    P.S. David Ward’s “Into The Light” had a similar effect on me as Elliot Porter had on you.

  18. Sue says:

    Guy, your words are inspiring and thought provoking. I too, love the solitude and exploring which comes with capturing those intimate landscapes. I shall look up the Eliot Porter book now, thanks for sharing! Cheers Sue

  19. An excellent post Guy that has resonance for me, many thanks for writing and sharing it.

  20. I will simply say, your article is encouraging. Thank you for putting these words, Guy.

  21. chris says:

    Very difficult subject thats very well put. Would love to have a book of your writings and images someday, although i really enjoyed your ebooks subjects like this and as well written as this need to be read properly from a page (imo). Thanks.

  22. Well said, Guy. This is where I find myself heading in both my photography and my writing. Inspiration comes when I am feeling something, not when I am going somewhere, and not always when or where I expect it. Live and yearn, and you will create: that’s my new motto.

  23. Guy, one of your best musings. You certainly accomplished your intention with this article by revealing and exposing much of your own personal journey, while at the same time cause me, the reader, to think about my own work. Very thought provoking Guy, thank you.

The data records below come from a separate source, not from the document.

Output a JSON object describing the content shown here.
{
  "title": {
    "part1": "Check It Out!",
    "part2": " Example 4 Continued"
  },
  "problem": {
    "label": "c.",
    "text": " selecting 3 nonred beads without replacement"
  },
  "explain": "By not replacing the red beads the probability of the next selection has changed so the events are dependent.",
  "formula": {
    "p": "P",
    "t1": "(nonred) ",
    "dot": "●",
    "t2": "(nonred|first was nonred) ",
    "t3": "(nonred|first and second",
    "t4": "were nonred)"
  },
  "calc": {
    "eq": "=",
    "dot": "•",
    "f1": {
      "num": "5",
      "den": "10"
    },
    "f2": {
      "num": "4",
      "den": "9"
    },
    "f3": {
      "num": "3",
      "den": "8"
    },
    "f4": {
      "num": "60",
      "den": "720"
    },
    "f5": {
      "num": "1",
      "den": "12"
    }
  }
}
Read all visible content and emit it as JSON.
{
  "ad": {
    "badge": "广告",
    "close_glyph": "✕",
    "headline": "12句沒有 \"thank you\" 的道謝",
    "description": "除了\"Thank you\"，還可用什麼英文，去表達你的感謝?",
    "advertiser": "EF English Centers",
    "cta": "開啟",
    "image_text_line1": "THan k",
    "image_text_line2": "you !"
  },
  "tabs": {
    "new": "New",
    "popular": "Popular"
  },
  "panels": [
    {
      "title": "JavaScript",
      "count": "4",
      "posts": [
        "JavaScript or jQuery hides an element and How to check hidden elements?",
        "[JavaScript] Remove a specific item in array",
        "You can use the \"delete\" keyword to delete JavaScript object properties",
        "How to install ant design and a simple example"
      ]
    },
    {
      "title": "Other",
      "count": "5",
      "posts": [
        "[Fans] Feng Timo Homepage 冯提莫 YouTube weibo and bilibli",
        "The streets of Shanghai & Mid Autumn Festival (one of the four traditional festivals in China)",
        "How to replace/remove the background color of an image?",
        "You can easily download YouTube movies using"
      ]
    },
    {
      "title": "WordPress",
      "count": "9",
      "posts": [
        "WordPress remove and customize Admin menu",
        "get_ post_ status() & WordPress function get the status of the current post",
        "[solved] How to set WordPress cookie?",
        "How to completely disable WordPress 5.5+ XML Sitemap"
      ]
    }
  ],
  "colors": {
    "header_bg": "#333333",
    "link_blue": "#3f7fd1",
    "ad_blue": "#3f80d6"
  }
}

  24. An absolutely beautiful and moving piece, Guy. Please put me on the book list!

  25. A very touching and revealing piece Guy. I’m sure it will cause most who read it to question, or re-question, their motivation and intention. Many of us probably share a somewhat similiar course of revelation, doubt, and growth, but it’s nice to discover someone as talented as yourself has traveled some of the same paths. Excellent read.

  26. Daniel Ruf says:

    A conversation that I know I’ve been wanting to be a part of yet couldn’t find the right words. Beautifully written and thank you for sharing.

  27. Bill Rau says:

    I, too, became attracted to the intimate, the designs and graphic qualities. First it was parts of old barns and buildings, then the details within the landscapes of the southwest US. As I photographed these details, I was also moved by the context within which they fit–and it seemed that viewers of my images wanted (or needed) the context. A single image might show both, but often not. Yet, often we are confined to presenting just a single image, whether it is at a camera club competition or a small exhibit. I appreciate, Guy, your conclusion that you have to do what feels like you, your essence. Thanks for a stimulating article.

  28. Frank Field says:

    Guy — In an era of too much hype, too little thought and even less introspection, your post is so refreshing. Thank you for your candor and courage. Courage both to “clean out” a large number of your images and to push on guided by your own north star. I join with the prior comments in looking forward to the result of your book project. Very best for 2013! Frank

  29. Guy, your writings and photography are solace to many. I am grateful that you and your work are part of the contemporary photography landscape. Artists and teachers like you make all the difference. You are an inspiration and motivation helping each of us find our own path as you share how you have been finding yours. Thank you.

  30. Jack Johnson says:

    Thanks for sharing this, Guy, and I really look forward to the book…

    Your comment about the dark place touches on my reason for being a photographer, which I, too, have had a very hard time discussing in public. I’ve recently started working on a new website / blog along those lines, and your writing has been a great inspiration to me.

    I’m enjoying the coincidence of your selection of “Reaching Across Time” for this post; it reminds me very much of one of my personal favorites of my own work, “Impermanence”… I’m looking at it hanging above my desk as I write this.

    Many thanks for sharing your work with us all, Guy!

    — Jack